Bob Champion: Why later life lending is set to grow

The latest data bulletin from the FCA suggests that later life lending is set to grow, writes Bob Champion, as savers with small to medium sized pots struggle to avoid the poverty line

The Financial Conduct Authority’s (FCA) latest data bulletin looks at analysis on how people are using their pension pots following the pension freedom reforms. There are four things that are attracting the attention of commentators:

  • The numbers going into income drawdown without seeking advice
  • The numbers that are withdrawing more than 8% of their drawdown fund
  • The numbers that are cashing in their pensions
  • The numbers that are not taking advantage of annuity guarantees within their pensions

Firstly, we must raise an issue with the numbers because it’s important to point out that the data set here is incomplete. The FCA numbers come from the providers they regulate; Occupational Pension Schemes that are regulated by the Pensions Regulator do not give returns to the FCA. If a member of one of those schemes cashes in their pension or takes a partial lump sum those numbers would not be included in the FCA data. However, if funds were transferred to a FCA-regulated firm to access drawdown or buy an annuity then those numbers would be included.

Another problem is that we do not know the impact of other pension savings on the behaviours being exhibited. Many people have more than one pension; they may also have a defined benefit pension.

However, subject to the above caveats, the data shows 12% of people used their defined contributed (DC) pension pot to buy an annuity. This is consistent with previous FCA data releases. The percentage is almost 20% for those between £30,000 and £100,000; only 6% of those pots below £10,000, and 8% of those above £250,000, were converted to an annuity.

There is also an element of consistency with those not taking advantage of their rights to a Guaranteed Annuity Rate (GAR). Typically these often provide an annuity rate of 10% or more for those aged 65; this is around twice the best rates currently available.

Overall, the number not taking advantage of this offer was 57% – an alarming rate. However, in the range £30,000 to £100,000 it drops to around 36%. For those below £10,000 the percentage rose to 84%. Did the majority of those cashing in believe an income of up to £1,000 was not worth that much to them? Additionally, the right to a GAR was ignored on nearly 50% of policies above £100,000. Is it because they believe that an invested solution will produce better returns than available on the GAR or do they have other reasons?

‘Two parallel universes’

There appears to be two parallel universes here. The headline number is that 51% cashed in their pensions but deeper analysis shows 87% of these were for pots below £30,000. Nearly 60% of the total pots cashed in were under £10,000.

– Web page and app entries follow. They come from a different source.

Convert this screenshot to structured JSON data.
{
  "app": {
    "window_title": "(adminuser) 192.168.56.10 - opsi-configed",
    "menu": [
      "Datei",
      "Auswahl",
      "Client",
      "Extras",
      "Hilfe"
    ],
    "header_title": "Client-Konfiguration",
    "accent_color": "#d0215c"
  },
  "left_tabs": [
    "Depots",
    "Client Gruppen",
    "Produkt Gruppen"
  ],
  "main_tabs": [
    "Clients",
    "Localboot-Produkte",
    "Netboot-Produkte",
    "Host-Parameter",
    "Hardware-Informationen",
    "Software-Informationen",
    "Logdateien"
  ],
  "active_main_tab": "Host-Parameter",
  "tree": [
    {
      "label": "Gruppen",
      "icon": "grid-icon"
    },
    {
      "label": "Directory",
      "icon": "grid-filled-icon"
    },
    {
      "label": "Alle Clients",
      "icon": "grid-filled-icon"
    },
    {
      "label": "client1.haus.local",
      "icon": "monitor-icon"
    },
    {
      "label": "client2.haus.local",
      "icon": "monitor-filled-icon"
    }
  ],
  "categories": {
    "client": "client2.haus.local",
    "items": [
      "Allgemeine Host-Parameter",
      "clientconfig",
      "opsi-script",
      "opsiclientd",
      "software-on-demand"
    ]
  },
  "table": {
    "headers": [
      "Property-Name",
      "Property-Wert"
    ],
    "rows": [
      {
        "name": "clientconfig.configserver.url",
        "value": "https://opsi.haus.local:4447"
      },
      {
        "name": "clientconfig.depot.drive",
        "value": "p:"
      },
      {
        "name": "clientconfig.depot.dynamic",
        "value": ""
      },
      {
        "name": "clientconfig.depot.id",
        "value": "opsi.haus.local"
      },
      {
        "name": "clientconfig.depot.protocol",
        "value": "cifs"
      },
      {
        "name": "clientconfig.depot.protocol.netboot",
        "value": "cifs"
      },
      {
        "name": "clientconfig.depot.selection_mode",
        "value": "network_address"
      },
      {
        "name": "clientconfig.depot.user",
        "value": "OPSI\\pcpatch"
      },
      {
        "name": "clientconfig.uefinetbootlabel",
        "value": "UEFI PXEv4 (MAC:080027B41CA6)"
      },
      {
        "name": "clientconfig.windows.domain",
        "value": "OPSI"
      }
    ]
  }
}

A third of pots accessed, or two-thirds of those who did not cash in, used income drawdown. A third of those going into income drawdown did not seek advice, and of those 42% had pots worth between £10,000 and £30,000. However 78% with pots above £100,000 did.

A third of those in drawdown withdrew 8% or more of their fund. This is more than double what is recommended if an inflation-proofed income is going to sustain for a lifetime. However again, deeper analysis shows the smaller the pot the greater the number who may be taking excessive withdrawals – above £250,000 the number is 10%; but below £10,000 the number is 68% and between £10,000 and £30,000 the number is 54%.

This data does not give any reasons why, but pots of this size are not being used to provide lifetime income. For those with smaller pension pots we do not know what else they have. Does the pot exist in addition to a DB pension being used to finance early retirement? Is one DC pot being run down before another, larger pot, will be used for retirement income? This may be the case, but these are likely to be exceptions. If the average pension pot at retirement is below £50,000, the above numbers give some interesting pointers to the future.

£30,000 pot is not enough

Thanks to auto-enrolment the numbers retiring with small and moderate pension pots will grow rapidly, but there is no reason to believe their behaviour will be any different from those with current small pots. We are undoubtedly seeing a change in behaviours post-pension freedoms; those who have pension funds below £30,000 do not behave as conventional pension savers. Auto-enrolment has introduced nine million new pension savers but it will probably take 15 years or more before they can retire with pension savings of £30,000.

However, £30,000 equates to no more than £1,500 a year lifetime income in retirement. Add that to £8,500 State pension and you are far short of the £14,000 a year the Resolution Foundation believe to be the minimum income required in retirement to avoid poverty.

For those who are homeowners there will be a need to think (at the very least) how best to use their moderate pension savings alongside their housing wealth to meet their living needs. The latest pension data therefore shows that the demand for later life lending is likely to grow for many years to come.

Bob Champion is Chairman of the Later Life Academy (LLA)